:: SUPPLIED MATERIAL

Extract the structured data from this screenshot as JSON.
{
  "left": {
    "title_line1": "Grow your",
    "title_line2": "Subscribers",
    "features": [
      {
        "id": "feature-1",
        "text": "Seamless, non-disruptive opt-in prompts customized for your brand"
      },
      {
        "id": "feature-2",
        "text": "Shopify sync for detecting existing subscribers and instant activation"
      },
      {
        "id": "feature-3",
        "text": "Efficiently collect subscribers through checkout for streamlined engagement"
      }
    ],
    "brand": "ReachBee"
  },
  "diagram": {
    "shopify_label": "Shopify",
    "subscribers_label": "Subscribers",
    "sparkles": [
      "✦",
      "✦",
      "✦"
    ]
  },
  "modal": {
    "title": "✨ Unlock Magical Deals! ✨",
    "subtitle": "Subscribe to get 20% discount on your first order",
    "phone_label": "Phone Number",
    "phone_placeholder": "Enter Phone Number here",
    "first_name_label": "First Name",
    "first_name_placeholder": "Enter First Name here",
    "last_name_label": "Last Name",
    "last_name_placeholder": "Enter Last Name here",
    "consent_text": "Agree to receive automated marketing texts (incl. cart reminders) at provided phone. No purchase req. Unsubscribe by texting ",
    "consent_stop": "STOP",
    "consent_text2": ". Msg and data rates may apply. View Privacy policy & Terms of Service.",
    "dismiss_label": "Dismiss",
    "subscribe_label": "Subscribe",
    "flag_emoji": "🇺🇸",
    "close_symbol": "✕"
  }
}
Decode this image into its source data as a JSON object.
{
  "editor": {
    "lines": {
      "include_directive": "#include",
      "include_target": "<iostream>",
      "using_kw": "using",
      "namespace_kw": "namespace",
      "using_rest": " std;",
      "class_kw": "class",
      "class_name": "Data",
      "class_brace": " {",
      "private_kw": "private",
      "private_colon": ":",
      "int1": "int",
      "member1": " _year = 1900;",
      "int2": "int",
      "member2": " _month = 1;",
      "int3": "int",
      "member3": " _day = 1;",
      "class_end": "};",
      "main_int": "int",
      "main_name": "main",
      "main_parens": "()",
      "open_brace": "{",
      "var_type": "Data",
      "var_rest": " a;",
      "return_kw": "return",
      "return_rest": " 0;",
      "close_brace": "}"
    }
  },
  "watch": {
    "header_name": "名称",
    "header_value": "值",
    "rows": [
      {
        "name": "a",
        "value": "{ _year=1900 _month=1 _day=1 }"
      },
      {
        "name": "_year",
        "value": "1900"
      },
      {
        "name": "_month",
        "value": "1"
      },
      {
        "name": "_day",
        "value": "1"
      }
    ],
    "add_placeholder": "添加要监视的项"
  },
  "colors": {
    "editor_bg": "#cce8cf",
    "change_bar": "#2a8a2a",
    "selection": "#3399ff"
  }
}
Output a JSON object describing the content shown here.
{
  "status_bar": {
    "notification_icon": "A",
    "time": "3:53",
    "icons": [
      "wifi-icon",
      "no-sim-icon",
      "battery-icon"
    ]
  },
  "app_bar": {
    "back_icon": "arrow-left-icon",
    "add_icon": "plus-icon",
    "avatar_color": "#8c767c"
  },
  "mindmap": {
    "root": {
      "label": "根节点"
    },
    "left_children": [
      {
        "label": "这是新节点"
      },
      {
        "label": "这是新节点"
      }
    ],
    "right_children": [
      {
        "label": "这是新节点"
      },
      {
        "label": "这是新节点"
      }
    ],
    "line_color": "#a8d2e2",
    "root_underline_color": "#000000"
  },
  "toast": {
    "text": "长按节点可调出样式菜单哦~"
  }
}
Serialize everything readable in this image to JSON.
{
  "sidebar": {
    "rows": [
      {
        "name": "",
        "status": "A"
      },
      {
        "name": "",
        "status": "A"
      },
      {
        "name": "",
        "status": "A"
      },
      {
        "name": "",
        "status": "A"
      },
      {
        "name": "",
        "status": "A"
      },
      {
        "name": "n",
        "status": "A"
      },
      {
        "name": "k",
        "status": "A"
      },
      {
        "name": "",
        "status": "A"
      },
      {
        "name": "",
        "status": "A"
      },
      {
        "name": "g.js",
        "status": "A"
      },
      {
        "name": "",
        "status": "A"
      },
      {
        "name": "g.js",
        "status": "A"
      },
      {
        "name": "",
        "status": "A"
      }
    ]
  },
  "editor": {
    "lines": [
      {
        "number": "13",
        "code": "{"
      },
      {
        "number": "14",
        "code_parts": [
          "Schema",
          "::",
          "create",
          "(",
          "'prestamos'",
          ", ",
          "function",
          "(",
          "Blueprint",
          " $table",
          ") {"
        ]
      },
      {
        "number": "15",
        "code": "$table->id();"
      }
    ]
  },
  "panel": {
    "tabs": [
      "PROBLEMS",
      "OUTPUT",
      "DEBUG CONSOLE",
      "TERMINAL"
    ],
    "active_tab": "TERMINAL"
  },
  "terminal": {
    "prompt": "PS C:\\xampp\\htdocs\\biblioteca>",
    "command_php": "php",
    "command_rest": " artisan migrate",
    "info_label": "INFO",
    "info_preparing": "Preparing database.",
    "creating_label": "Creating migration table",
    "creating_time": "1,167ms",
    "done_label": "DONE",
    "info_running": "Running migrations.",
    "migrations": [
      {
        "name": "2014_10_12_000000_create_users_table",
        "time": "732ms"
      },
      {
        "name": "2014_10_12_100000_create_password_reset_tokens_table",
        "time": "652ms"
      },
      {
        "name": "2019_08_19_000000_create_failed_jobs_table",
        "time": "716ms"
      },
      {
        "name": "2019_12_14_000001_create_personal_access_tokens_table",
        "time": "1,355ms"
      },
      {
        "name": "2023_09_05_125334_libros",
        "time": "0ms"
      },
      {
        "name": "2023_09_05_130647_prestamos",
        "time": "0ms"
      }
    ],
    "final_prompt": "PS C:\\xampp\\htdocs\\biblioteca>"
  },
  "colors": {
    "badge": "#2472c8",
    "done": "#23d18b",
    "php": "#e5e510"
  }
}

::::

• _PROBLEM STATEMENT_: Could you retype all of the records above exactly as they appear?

• _OUTPUT_:
Extract the structured data from this screenshot as JSON.
{
  "left": {
    "title_line1": "Grow your",
    "title_line2": "Subscribers",
    "features": [
      {
        "id": "feature-1",
        "text": "Seamless, non-disruptive opt-in prompts customized for your brand"
      },
      {
        "id": "feature-2",
        "text": "Shopify sync for detecting existing subscribers and instant activation"
      },
      {
        "id": "feature-3",
        "text": "Efficiently collect subscribers through checkout for streamlined engagement"
      }
    ],
    "brand": "ReachBee"
  },
  "diagram": {
    "shopify_label": "Shopify",
    "subscribers_label": "Subscribers",
    "sparkles": [
      "✦",
      "✦",
      "✦"
    ]
  },
  "modal": {
    "title": "✨ Unlock Magical Deals! ✨",
    "subtitle": "Subscribe to get 20% discount on your first order",
    "phone_label": "Phone Number",
    "phone_placeholder": "Enter Phone Number here",
    "first_name_label": "First Name",
    "first_name_placeholder": "Enter First Name here",
    "last_name_label": "Last Name",
    "last_name_placeholder": "Enter Last Name here",
    "consent_text": "Agree to receive automated marketing texts (incl. cart reminders) at provided phone. No purchase req. Unsubscribe by texting ",
    "consent_stop": "STOP",
    "consent_text2": ". Msg and data rates may apply. View Privacy policy & Terms of Service.",
    "dismiss_label": "Dismiss",
    "subscribe_label": "Subscribe",
    "flag_emoji": "🇺🇸",
    "close_symbol": "✕"
  }
}
Decode this image into its source data as a JSON object.
{
  "editor": {
    "lines": {
      "include_directive": "#include",
      "include_target": "<iostream>",
      "using_kw": "using",
      "namespace_kw": "namespace",
      "using_rest": " std;",
      "class_kw": "class",
      "class_name": "Data",
      "class_brace": " {",
      "private_kw": "private",
      "private_colon": ":",
      "int1": "int",
      "member1": " _year = 1900;",
      "int2": "int",
      "member2": " _month = 1;",
      "int3": "int",
      "member3": " _day = 1;",
      "class_end": "};",
      "main_int": "int",
      "main_name": "main",
      "main_parens": "()",
      "open_brace": "{",
      "var_type": "Data",
      "var_rest": " a;",
      "return_kw": "return",
      "return_rest": " 0;",
      "close_brace": "}"
    }
  },
  "watch": {
    "header_name": "名称",
    "header_value": "值",
    "rows": [
      {
        "name": "a",
        "value": "{ _year=1900 _month=1 _day=1 }"
      },
      {
        "name": "_year",
        "value": "1900"
      },
      {
        "name": "_month",
        "value": "1"
      },
      {
        "name": "_day",
        "value": "1"
      }
    ],
    "add_placeholder": "添加要监视的项"
  },
  "colors": {
    "editor_bg": "#cce8cf",
    "change_bar": "#2a8a2a",
    "selection": "#3399ff"
  }
}
Output a JSON object describing the content shown here.
{
  "status_bar": {
    "notification_icon": "A",
    "time": "3:53",
    "icons": [
      "wifi-icon",
      "no-sim-icon",
      "battery-icon"
    ]
  },
  "app_bar": {
    "back_icon": "arrow-left-icon",
    "add_icon": "plus-icon",
    "avatar_color": "#8c767c"
  },
  "mindmap": {
    "root": {
      "label": "根节点"
    },
    "left_children": [
      {
        "label": "这是新节点"
      },
      {
        "label": "这是新节点"
      }
    ],
    "right_children": [
      {
        "label": "这是新节点"
      },
      {
        "label": "这是新节点"
      }
    ],
    "line_color": "#a8d2e2",
    "root_underline_color": "#000000"
  },
  "toast": {
    "text": "长按节点可调出样式菜单哦~"
  }
}
Serialize everything readable in this image to JSON.
{
  "sidebar": {
    "rows": [
      {
        "name": "",
        "status": "A"
      },
      {
        "name": "",
        "status": "A"
      },
      {
        "name": "",
        "status": "A"
      },
      {
        "name": "",
        "status": "A"
      },
      {
        "name": "",
        "status": "A"
      },
      {
        "name": "n",
        "status": "A"
      },
      {
        "name": "k",
        "status": "A"
      },
      {
        "name": "",
        "status": "A"
      },
      {
        "name": "",
        "status": "A"
      },
      {
        "name": "g.js",
        "status": "A"
      },
      {
        "name": "",
        "status": "A"
      },
      {
        "name": "g.js",
        "status": "A"
      },
      {
        "name": "",
        "status": "A"
      }
    ]
  },
  "editor": {
    "lines": [
      {
        "number": "13",
        "code": "{"
      },
      {
        "number": "14",
        "code_parts": [
          "Schema",
          "::",
          "create",
          "(",
          "'prestamos'",
          ", ",
          "function",
          "(",
          "Blueprint",
          " $table",
          ") {"
        ]
      },
      {
        "number": "15",
        "code": "$table->id();"
      }
    ]
  },
  "panel": {
    "tabs": [
      "PROBLEMS",
      "OUTPUT",
      "DEBUG CONSOLE",
      "TERMINAL"
    ],
    "active_tab": "TERMINAL"
  },
  "terminal": {
    "prompt": "PS C:\\xampp\\htdocs\\biblioteca>",
    "command_php": "php",
    "command_rest": " artisan migrate",
    "info_label": "INFO",
    "info_preparing": "Preparing database.",
    "creating_label": "Creating migration table",
    "creating_time": "1,167ms",
    "done_label": "DONE",
    "info_running": "Running migrations.",
    "migrations": [
      {
        "name": "2014_10_12_000000_create_users_table",
        "time": "732ms"
      },
      {
        "name": "2014_10_12_100000_create_password_reset_tokens_table",
        "time": "652ms"
      },
      {
        "name": "2019_08_19_000000_create_failed_jobs_table",
        "time": "716ms"
      },
      {
        "name": "2019_12_14_000001_create_personal_access_tokens_table",
        "time": "1,355ms"
      },
      {
        "name": "2023_09_05_125334_libros",
        "time": "0ms"
      },
      {
        "name": "2023_09_05_130647_prestamos",
        "time": "0ms"
      }
    ],
    "final_prompt": "PS C:\\xampp\\htdocs\\biblioteca>"
  },
  "colors": {
    "badge": "#2472c8",
    "done": "#23d18b",
    "php": "#e5e510"
  }
}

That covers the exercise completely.